Whitetail. Canon 7D |  500/4.5 |  f5.6 | 1/320

Whitetail. Canon 7D | 500/4.5 | f5.6 | 1/320

It’s been awhile since I last posted on the blog. Life has simply been very busy. I visited Texas over the Christmas break and it was good to be back in the Lone Star State. I’ve sure missed that Texas BBQ. As you can imagine, I also visited a few of my favorite photographic spots while there. I’ll have more images to share once I download and go through them all. However, I simply wanted to share this one Whitetail buck and wish each of you a very Happy and Prosperous New Year. Here’s to a wonderful photographic 2015.

Until next time, good light and keep shooting. — KEVIN

 

Shoot Anyway!

Abandoned Catholic Church - Artistic

Abandoned Rural Church – Artistic.    Click on the image to fully appreciate.

Sometimes, you plan for a photo shoot and when the day arrives, the light is horrible. On this particular day, I was hoping to get a colorful sunset and awesome clouds but what I got instead was a dreary dull sky. Of course, I knew that was going to be my fortune as I was driving out to this rural church but I had set out to photograph it and I was not going to throw in the towel because mother nature was not her kindest. Of course, there were other options as these dull overcast days are a great time to shoot macro. But, I wanted that church and I’m just stubborn enough to go and shoot anyway. The image below was what I captured in camera and I’ll be the first to say, not the best. So, I put it in the files thinking that someday I might be able to do something with it.

Abandoned Rural Church.

Abandoned Rural Church.

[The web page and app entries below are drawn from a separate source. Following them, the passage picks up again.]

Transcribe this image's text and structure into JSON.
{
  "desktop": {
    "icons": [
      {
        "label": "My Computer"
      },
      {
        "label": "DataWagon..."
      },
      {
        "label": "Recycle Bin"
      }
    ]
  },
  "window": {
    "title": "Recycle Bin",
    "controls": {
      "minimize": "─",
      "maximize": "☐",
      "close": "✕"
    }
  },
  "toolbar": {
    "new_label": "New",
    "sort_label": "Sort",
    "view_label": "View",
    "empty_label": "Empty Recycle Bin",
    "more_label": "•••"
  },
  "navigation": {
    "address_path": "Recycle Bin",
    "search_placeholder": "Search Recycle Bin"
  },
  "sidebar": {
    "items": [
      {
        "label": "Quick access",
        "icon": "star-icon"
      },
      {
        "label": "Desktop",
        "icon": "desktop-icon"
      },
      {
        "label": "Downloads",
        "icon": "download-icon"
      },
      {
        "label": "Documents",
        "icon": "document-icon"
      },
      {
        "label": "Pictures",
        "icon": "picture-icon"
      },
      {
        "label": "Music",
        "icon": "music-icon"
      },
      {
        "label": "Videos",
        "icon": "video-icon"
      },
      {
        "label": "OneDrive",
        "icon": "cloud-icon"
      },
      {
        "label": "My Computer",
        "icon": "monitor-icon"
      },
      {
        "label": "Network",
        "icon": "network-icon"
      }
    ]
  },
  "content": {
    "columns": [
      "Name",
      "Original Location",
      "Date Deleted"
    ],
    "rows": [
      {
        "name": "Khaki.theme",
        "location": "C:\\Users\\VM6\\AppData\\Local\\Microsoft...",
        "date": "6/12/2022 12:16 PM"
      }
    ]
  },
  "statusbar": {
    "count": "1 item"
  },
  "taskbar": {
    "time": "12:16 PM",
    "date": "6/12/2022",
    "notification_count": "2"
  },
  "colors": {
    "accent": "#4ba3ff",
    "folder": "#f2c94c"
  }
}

Fast forward about 3 years and I finally decided that an image like this could potentially look good as a black & white. Having recently discovered Nik software’s Silver Effex Pro, I decided to have a go. I made numerous local contrast and structure adjustments to the sky and grass in front. I thought the fence was an eye sore so I removed it. I added a red filter to the entire scene then finished the processing in Photoshop. The image below was the black & white conversion. The image at the very top of this post was an artistic rendering using Photoshop’s Oil Filter, which I really enjoy using.

Abandoned Rural Church - B & W rendering in Silver Effex Pro.

Abandoned Rural Church – B & W rendering in Silver Effex Pro.

Of the three images, I favor the artistic rendering the most, but the grungy look in the B&W also works for me. So when the day comes to shoot and the light is anything but perfect….shoot anyway.

Until next time, good light and keep shooting. –KEVIN